Police treated her disappearance as suspicious and did not ruled out that Kathleen may have been murdered.
Her disappearance was completely out of character - her personal belongings, including her purse and keys, were located in her home, and family and friends have not heard from her since she went missing.
South Coast grandmother 66-year-old Lillian Rigby's body was found in a dam adjacent to the ninth hole at a golf course at Sanctuary Point, on January 15, 1987, the day after she was reported missing.
Medical examinations revealed Ms Rigby had suffered severe head injuries and subsequently drowned in the dam.
Ms Rigby had only been in Australia for a short time before her death, migrating here from England to live with her son's family at Sanctuary Point in September 1986, less than 12 months before the incident.
Other outstanding South Coast cases include -
David Lowe, 76, was found dead in his Sussex Inlet home on August 2, 2002.
Mr Lowe, known as Santa Claus because of his snow white beard and kind manner, died from head injuries inflicted by a blunt object.
He was last seen alive about 7am when he bought a newspaper from his local newsagency.
Investigating police were particularly interested in information about Mr Lowe’s car, a silver Mazda 626 sedan, registration XWN 162, found on the Princes Highway several hours after the murder was discovered.
The car was found at the Wandandian car park at the intersection of the highway and Sussex Inlet Road.
The car, and a number of other items, had been subjected to DNA and fingerprint tests, and other forms of scientific analysis.
Police do not believe Mr Lowe had driven the car to the car park.
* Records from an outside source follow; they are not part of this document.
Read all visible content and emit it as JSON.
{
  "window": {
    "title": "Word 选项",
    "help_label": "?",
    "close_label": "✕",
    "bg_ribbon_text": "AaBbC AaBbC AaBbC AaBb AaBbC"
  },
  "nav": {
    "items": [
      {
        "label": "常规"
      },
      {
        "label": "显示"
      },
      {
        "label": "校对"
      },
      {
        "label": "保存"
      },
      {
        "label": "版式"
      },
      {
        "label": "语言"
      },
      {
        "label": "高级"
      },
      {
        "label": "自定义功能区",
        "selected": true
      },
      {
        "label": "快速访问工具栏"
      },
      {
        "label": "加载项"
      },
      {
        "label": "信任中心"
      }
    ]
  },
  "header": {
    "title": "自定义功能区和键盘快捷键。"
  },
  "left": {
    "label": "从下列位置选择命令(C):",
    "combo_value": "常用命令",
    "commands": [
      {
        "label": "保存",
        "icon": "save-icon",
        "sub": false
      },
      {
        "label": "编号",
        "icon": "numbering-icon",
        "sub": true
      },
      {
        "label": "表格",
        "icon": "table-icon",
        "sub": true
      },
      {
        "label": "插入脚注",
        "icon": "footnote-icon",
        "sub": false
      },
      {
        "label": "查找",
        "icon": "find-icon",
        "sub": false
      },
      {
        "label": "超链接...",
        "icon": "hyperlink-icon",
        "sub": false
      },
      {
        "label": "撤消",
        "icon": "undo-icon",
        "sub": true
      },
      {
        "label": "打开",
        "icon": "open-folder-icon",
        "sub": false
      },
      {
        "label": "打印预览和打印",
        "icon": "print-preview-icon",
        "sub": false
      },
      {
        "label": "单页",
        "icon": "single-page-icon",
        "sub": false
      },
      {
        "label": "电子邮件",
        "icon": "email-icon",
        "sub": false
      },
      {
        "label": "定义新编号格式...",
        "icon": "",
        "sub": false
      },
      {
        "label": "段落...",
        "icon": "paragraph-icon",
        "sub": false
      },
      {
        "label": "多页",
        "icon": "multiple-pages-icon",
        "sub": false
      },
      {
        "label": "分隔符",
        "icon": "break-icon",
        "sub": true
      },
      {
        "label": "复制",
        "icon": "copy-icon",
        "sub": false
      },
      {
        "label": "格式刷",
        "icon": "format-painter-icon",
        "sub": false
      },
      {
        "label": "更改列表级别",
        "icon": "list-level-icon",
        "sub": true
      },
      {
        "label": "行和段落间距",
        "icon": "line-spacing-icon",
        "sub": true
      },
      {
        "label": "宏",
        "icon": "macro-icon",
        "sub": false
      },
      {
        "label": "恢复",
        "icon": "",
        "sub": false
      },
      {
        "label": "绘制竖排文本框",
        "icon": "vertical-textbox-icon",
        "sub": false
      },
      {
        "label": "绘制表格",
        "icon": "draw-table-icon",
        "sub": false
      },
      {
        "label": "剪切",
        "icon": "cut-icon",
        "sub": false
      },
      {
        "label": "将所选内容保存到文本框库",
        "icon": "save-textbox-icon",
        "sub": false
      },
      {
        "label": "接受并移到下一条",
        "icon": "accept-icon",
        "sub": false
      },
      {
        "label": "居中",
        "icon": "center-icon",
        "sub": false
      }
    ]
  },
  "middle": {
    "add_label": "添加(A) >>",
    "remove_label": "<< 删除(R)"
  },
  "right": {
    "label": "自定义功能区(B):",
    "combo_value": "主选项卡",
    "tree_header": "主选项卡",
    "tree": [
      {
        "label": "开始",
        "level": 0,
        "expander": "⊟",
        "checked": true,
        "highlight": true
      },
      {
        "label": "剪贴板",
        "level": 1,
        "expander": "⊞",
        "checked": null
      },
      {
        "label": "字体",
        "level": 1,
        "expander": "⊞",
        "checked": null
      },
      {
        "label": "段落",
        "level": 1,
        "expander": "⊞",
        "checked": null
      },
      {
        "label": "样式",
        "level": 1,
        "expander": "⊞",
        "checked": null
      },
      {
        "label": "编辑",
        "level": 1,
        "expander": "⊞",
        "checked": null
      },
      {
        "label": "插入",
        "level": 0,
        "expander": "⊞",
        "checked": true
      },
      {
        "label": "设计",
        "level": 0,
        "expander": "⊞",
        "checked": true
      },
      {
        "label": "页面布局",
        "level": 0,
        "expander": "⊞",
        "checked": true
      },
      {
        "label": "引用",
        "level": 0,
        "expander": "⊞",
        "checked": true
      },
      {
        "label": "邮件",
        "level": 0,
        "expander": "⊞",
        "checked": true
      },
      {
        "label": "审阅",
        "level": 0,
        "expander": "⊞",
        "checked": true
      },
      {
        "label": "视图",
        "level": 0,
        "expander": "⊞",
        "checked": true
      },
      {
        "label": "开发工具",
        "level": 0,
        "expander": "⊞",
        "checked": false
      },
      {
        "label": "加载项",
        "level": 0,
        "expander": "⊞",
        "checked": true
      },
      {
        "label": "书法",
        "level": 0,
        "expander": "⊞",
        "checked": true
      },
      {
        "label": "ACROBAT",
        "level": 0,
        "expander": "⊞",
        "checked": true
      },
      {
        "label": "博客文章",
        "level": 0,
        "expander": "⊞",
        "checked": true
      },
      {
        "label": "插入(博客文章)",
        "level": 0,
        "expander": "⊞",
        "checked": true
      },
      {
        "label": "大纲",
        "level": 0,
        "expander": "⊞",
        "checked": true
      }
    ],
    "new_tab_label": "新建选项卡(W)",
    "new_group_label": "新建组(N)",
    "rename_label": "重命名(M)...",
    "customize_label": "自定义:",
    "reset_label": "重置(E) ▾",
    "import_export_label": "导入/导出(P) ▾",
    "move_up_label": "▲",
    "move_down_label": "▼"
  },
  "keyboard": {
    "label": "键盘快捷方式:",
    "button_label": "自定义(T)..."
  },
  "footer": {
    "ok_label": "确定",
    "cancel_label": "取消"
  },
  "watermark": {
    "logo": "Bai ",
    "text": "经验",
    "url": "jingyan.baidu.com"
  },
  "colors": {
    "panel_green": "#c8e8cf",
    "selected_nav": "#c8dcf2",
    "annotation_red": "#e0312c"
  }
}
Kiama nurse Jackie-Lee Walsh was last seen by her boyfriend when she drove him to work at 8am on Friday, April 14, 1989.
She never made it to an appointment with her accountant that morning, or lunch with a girlfriend.
A pool of blood found in her red Torana, parked outside Warrawong's Open Hearth Hotel six days later, convinced police Ms Walsh suffered a savage death.
They believed she was either viciously beaten or had her throat cut, then was bundled into the boot where she bled to death before being dumped.
Police later discovered Ms Walsh had gone to a house in Moss Vale to buy drugs on the Friday and left at 3pm to meet another friend in Kiama.
But she was never seen again.
Anyone with information to assist detectives should call Crime Stoppers on 1800 333 000. All information will be treated with the strictest confidence and callers can remain anonymous if they wish.